**Assigned task:**
Set down the entries that follow exactly as written, leaving out any images.

======

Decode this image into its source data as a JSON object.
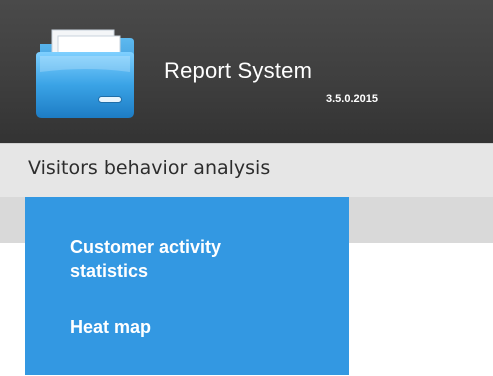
{
  "app": {
    "title": "Report System",
    "version": "3.5.0.2015",
    "logo_icon": "folder-icon"
  },
  "menu": {
    "active_section": "Visitors behavior analysis",
    "items": [
      {
        "label_line1": "Customer activity",
        "label_line2": "statistics"
      },
      {
        "label_line1": "Heat map"
      }
    ]
  },
  "colors": {
    "header_bg": "#3f3f3f",
    "menu_bg": "#e6e6e6",
    "dropdown_bg": "#3398e2",
    "dropdown_text": "#ffffff",
    "logo_blue": "#4db1ec"
  }
}
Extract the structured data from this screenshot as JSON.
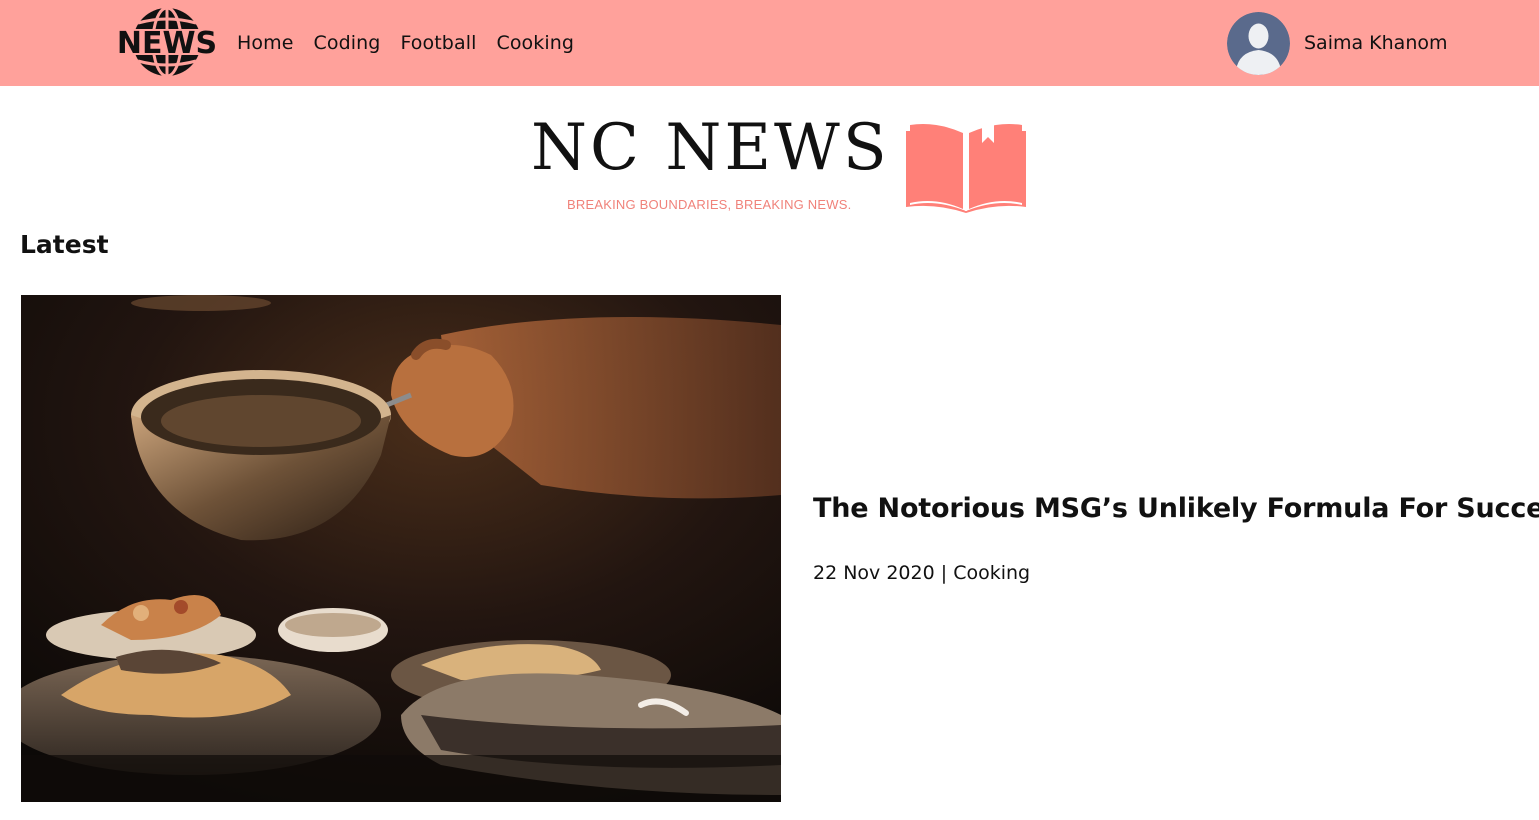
{
  "header": {
    "logo_text": "NEWS",
    "nav_items": [
      {
        "label": "Home"
      },
      {
        "label": "Coding"
      },
      {
        "label": "Football"
      },
      {
        "label": "Cooking"
      }
    ],
    "user": {
      "name": "Saima Khanom",
      "avatar_icon": "default-user-avatar-icon"
    }
  },
  "masthead": {
    "title": "NC NEWS",
    "tagline": "BREAKING BOUNDARIES, BREAKING NEWS.",
    "icon": "open-book-icon"
  },
  "colors": {
    "header_bg": "#ffa19b",
    "accent": "#ff8078",
    "tagline": "#f0827a",
    "avatar_bg": "#5a6a8c"
  },
  "latest": {
    "heading": "Latest",
    "article": {
      "title": "The Notorious MSG’s Unlikely Formula For Success",
      "date": "22 Nov 2020",
      "separator": "|",
      "topic": "Cooking"
    }
  }
}
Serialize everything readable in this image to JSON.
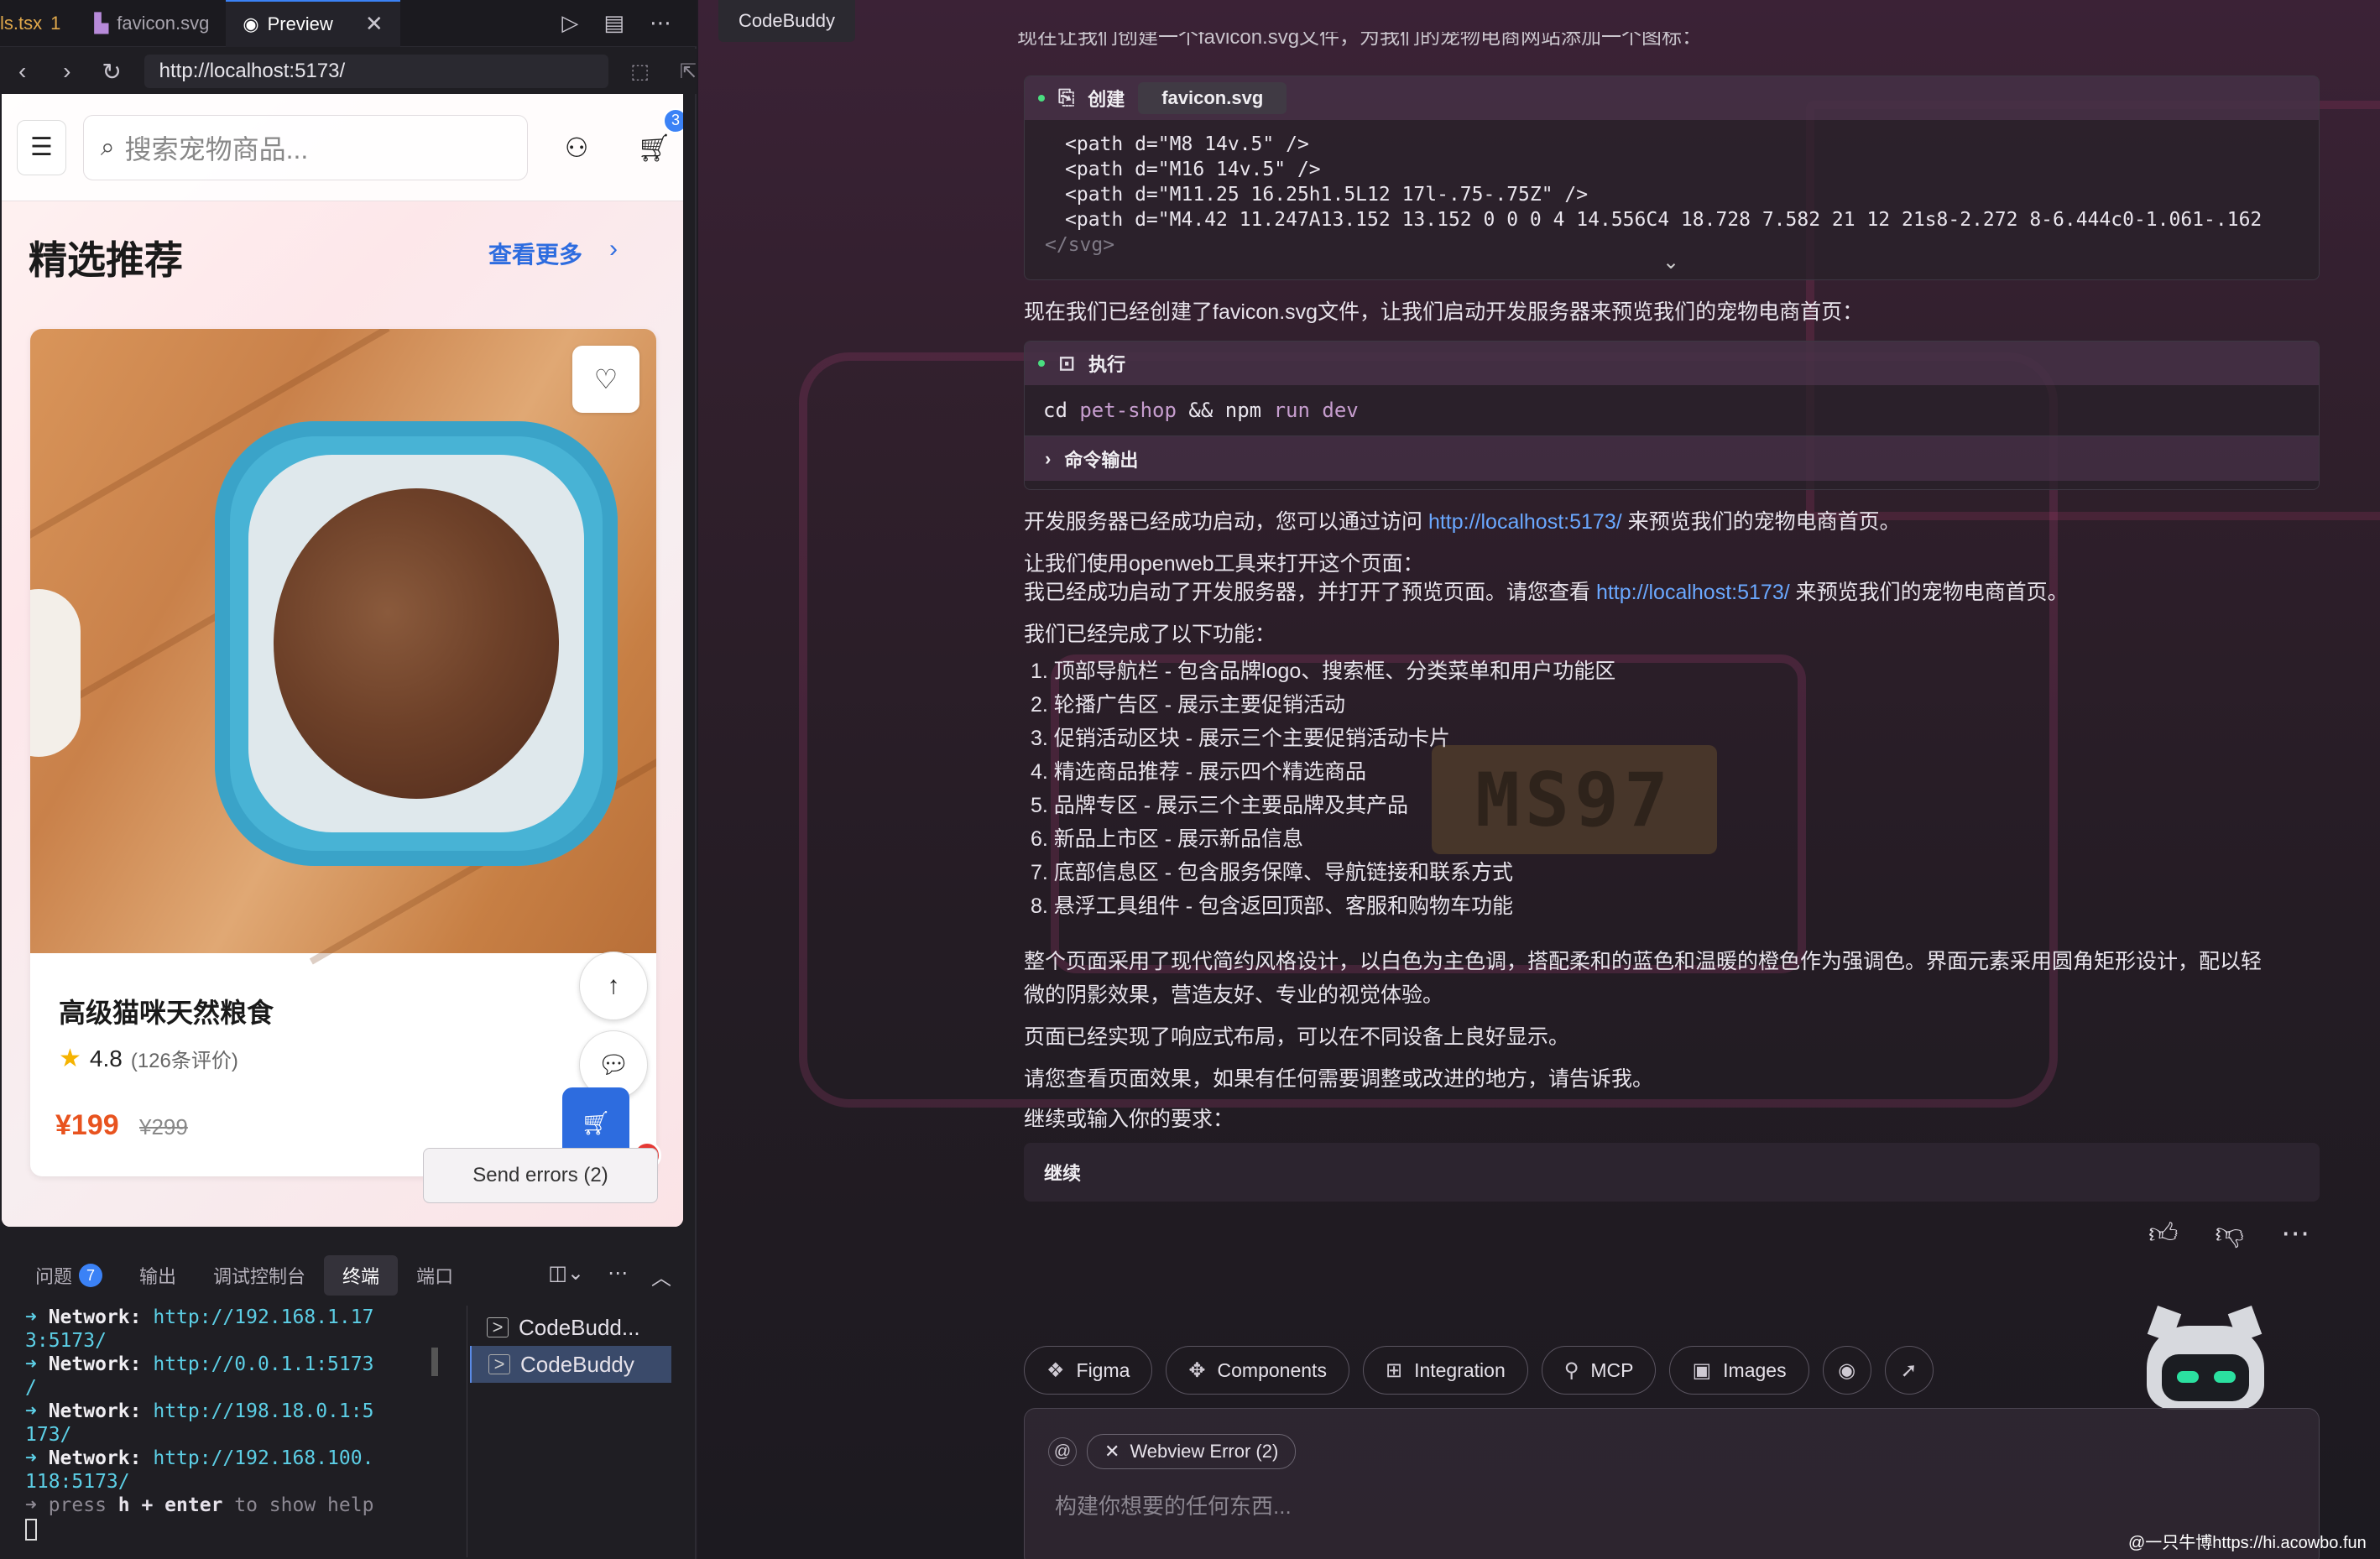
{
  "editor": {
    "tabs": [
      {
        "label": "ls.tsx",
        "count": "1"
      },
      {
        "label": "favicon.svg"
      },
      {
        "label": "Preview"
      }
    ]
  },
  "browser": {
    "url": "http://localhost:5173/"
  },
  "site": {
    "search_placeholder": "搜索宠物商品...",
    "cart_count": "3",
    "section_title": "精选推荐",
    "see_more": "查看更多",
    "product": {
      "name": "高级猫咪天然粮食",
      "rating": "4.8",
      "reviews": "(126条评价)",
      "price": "¥199",
      "old_price": "¥299"
    },
    "send_errors": "Send errors (2)"
  },
  "panel": {
    "tabs": [
      {
        "label": "问题",
        "badge": "7"
      },
      {
        "label": "输出"
      },
      {
        "label": "调试控制台"
      },
      {
        "label": "终端"
      },
      {
        "label": "端口"
      }
    ],
    "terminal_lines": [
      {
        "label": "Network:",
        "url": "http://192.168.1.17",
        "cont": "3:5173/"
      },
      {
        "label": "Network:",
        "url": "http://0.0.1.1:5173",
        "cont": "/"
      },
      {
        "label": "Network:",
        "url": "http://198.18.0.1:5",
        "cont": "173/"
      },
      {
        "label": "Network:",
        "url": "http://192.168.100.",
        "cont": "118:5173/"
      }
    ],
    "help_line": {
      "a": "press ",
      "h": "h + enter",
      "b": " to show help"
    },
    "terminals": [
      "CodeBudd...",
      "CodeBuddy"
    ]
  },
  "chat": {
    "tab_title": "CodeBuddy",
    "intro_cut": "现在让我们创建一个favicon.svg文件，为我们的宠物电商网站添加一个图标：",
    "create_block": {
      "action": "创建",
      "file": "favicon.svg",
      "lines": [
        "<path d=\"M8 14v.5\" />",
        "<path d=\"M16 14v.5\" />",
        "<path d=\"M11.25 16.25h1.5L12 17l-.75-.75Z\" />",
        "<path d=\"M4.42 11.247A13.152 13.152 0 0 0 4 14.556C4 18.728 7.582 21 12 21s8-2.272 8-6.444c0-1.061-.162"
      ],
      "close_tag": "</svg>"
    },
    "msg_run": "现在我们已经创建了favicon.svg文件，让我们启动开发服务器来预览我们的宠物电商首页：",
    "exec_block": {
      "action": "执行",
      "cmd_a": "cd",
      "cmd_b": "pet-shop",
      "cmd_c": "&&",
      "cmd_d": "npm",
      "cmd_e": "run dev",
      "output_label": "命令输出"
    },
    "msg_started_a": "开发服务器已经成功启动，您可以通过访问 ",
    "msg_link": "http://localhost:5173/",
    "msg_started_b": " 来预览我们的宠物电商首页。",
    "msg_openweb": "让我们使用openweb工具来打开这个页面：",
    "msg_opened_a": "我已经成功启动了开发服务器，并打开了预览页面。请您查看 ",
    "msg_opened_b": " 来预览我们的宠物电商首页。",
    "msg_done": "我们已经完成了以下功能：",
    "features": [
      "1. 顶部导航栏 - 包含品牌logo、搜索框、分类菜单和用户功能区",
      "2. 轮播广告区 - 展示主要促销活动",
      "3. 促销活动区块 - 展示三个主要促销活动卡片",
      "4. 精选商品推荐 - 展示四个精选商品",
      "5. 品牌专区 - 展示三个主要品牌及其产品",
      "6. 新品上市区 - 展示新品信息",
      "7. 底部信息区 - 包含服务保障、导航链接和联系方式",
      "8. 悬浮工具组件 - 包含返回顶部、客服和购物车功能"
    ],
    "msg_design_1": "整个页面采用了现代简约风格设计，以白色为主色调，搭配柔和的蓝色和温暖的橙色作为强调色。界面元素采用圆角矩形设计，配以轻",
    "msg_design_2": "微的阴影效果，营造友好、专业的视觉体验。",
    "msg_responsive": "页面已经实现了响应式布局，可以在不同设备上良好显示。",
    "msg_check": "请您查看页面效果，如果有任何需要调整或改进的地方，请告诉我。",
    "msg_continue": "继续或输入你的要求：",
    "reply": "继续",
    "chips": [
      "Figma",
      "Components",
      "Integration",
      "MCP",
      "Images"
    ],
    "error_tag": "Webview Error (2)",
    "input_placeholder": "构建你想要的任何东西...",
    "background_plate": "MS97"
  },
  "watermark": "@一只牛博https://hi.acowbo.fun"
}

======

**Output of the exercise:**
Decode this image into its source data as a JSON object.
{
  "app": {
    "title": "Report System",
    "version": "3.5.0.2015",
    "logo_icon": "folder-icon"
  },
  "menu": {
    "active_section": "Visitors behavior analysis",
    "items": [
      {
        "label_line1": "Customer activity",
        "label_line2": "statistics"
      },
      {
        "label_line1": "Heat map"
      }
    ]
  },
  "colors": {
    "header_bg": "#3f3f3f",
    "menu_bg": "#e6e6e6",
    "dropdown_bg": "#3398e2",
    "dropdown_text": "#ffffff",
    "logo_blue": "#4db1ec"
  }
}
Extract the structured data from this screenshot as JSON.
{
  "header": {
    "logo_text": "NEWS",
    "nav_items": [
      {
        "label": "Home"
      },
      {
        "label": "Coding"
      },
      {
        "label": "Football"
      },
      {
        "label": "Cooking"
      }
    ],
    "user": {
      "name": "Saima Khanom",
      "avatar_icon": "default-user-avatar-icon"
    }
  },
  "masthead": {
    "title": "NC NEWS",
    "tagline": "BREAKING BOUNDARIES, BREAKING NEWS.",
    "icon": "open-book-icon"
  },
  "colors": {
    "header_bg": "#ffa19b",
    "accent": "#ff8078",
    "tagline": "#f0827a",
    "avatar_bg": "#5a6a8c"
  },
  "latest": {
    "heading": "Latest",
    "article": {
      "title": "The Notorious MSG’s Unlikely Formula For Success",
      "date": "22 Nov 2020",
      "separator": "|",
      "topic": "Cooking"
    }
  }
}
Serialize everything readable in this image to JSON.
{
  "editor": {
    "tabs": [
      {
        "label": "ls.tsx",
        "count": "1"
      },
      {
        "label": "favicon.svg"
      },
      {
        "label": "Preview"
      }
    ]
  },
  "browser": {
    "url": "http://localhost:5173/"
  },
  "site": {
    "search_placeholder": "搜索宠物商品...",
    "cart_count": "3",
    "section_title": "精选推荐",
    "see_more": "查看更多",
    "product": {
      "name": "高级猫咪天然粮食",
      "rating": "4.8",
      "reviews": "(126条评价)",
      "price": "¥199",
      "old_price": "¥299"
    },
    "send_errors": "Send errors (2)"
  },
  "panel": {
    "tabs": [
      {
        "label": "问题",
        "badge": "7"
      },
      {
        "label": "输出"
      },
      {
        "label": "调试控制台"
      },
      {
        "label": "终端"
      },
      {
        "label": "端口"
      }
    ],
    "terminal_lines": [
      {
        "label": "Network:",
        "url": "http://192.168.1.17",
        "cont": "3:5173/"
      },
      {
        "label": "Network:",
        "url": "http://0.0.1.1:5173",
        "cont": "/"
      },
      {
        "label": "Network:",
        "url": "http://198.18.0.1:5",
        "cont": "173/"
      },
      {
        "label": "Network:",
        "url": "http://192.168.100.",
        "cont": "118:5173/"
      }
    ],
    "help_line": {
      "a": "press ",
      "h": "h + enter",
      "b": " to show help"
    },
    "terminals": [
      "CodeBudd...",
      "CodeBuddy"
    ]
  },
  "chat": {
    "tab_title": "CodeBuddy",
    "intro_cut": "现在让我们创建一个favicon.svg文件，为我们的宠物电商网站添加一个图标：",
    "create_block": {
      "action": "创建",
      "file": "favicon.svg",
      "lines": [
        "<path d=\"M8 14v.5\" />",
        "<path d=\"M16 14v.5\" />",
        "<path d=\"M11.25 16.25h1.5L12 17l-.75-.75Z\" />",
        "<path d=\"M4.42 11.247A13.152 13.152 0 0 0 4 14.556C4 18.728 7.582 21 12 21s8-2.272 8-6.444c0-1.061-.162"
      ],
      "close_tag": "</svg>"
    },
    "msg_run": "现在我们已经创建了favicon.svg文件，让我们启动开发服务器来预览我们的宠物电商首页：",
    "exec_block": {
      "action": "执行",
      "cmd_a": "cd",
      "cmd_b": "pet-shop",
      "cmd_c": "&&",
      "cmd_d": "npm",
      "cmd_e": "run dev",
      "output_label": "命令输出"
    },
    "msg_started_a": "开发服务器已经成功启动，您可以通过访问 ",
    "msg_link": "http://localhost:5173/",
    "msg_started_b": " 来预览我们的宠物电商首页。",
    "msg_openweb": "让我们使用openweb工具来打开这个页面：",
    "msg_opened_a": "我已经成功启动了开发服务器，并打开了预览页面。请您查看 ",
    "msg_opened_b": " 来预览我们的宠物电商首页。",
    "msg_done": "我们已经完成了以下功能：",
    "features": [
      "1. 顶部导航栏 - 包含品牌logo、搜索框、分类菜单和用户功能区",
      "2. 轮播广告区 - 展示主要促销活动",
      "3. 促销活动区块 - 展示三个主要促销活动卡片",
      "4. 精选商品推荐 - 展示四个精选商品",
      "5. 品牌专区 - 展示三个主要品牌及其产品",
      "6. 新品上市区 - 展示新品信息",
      "7. 底部信息区 - 包含服务保障、导航链接和联系方式",
      "8. 悬浮工具组件 - 包含返回顶部、客服和购物车功能"
    ],
    "msg_design_1": "整个页面采用了现代简约风格设计，以白色为主色调，搭配柔和的蓝色和温暖的橙色作为强调色。界面元素采用圆角矩形设计，配以轻",
    "msg_design_2": "微的阴影效果，营造友好、专业的视觉体验。",
    "msg_responsive": "页面已经实现了响应式布局，可以在不同设备上良好显示。",
    "msg_check": "请您查看页面效果，如果有任何需要调整或改进的地方，请告诉我。",
    "msg_continue": "继续或输入你的要求：",
    "reply": "继续",
    "chips": [
      "Figma",
      "Components",
      "Integration",
      "MCP",
      "Images"
    ],
    "error_tag": "Webview Error (2)",
    "input_placeholder": "构建你想要的任何东西...",
    "background_plate": "MS97"
  },
  "watermark": "@一只牛博https://hi.acowbo.fun"
}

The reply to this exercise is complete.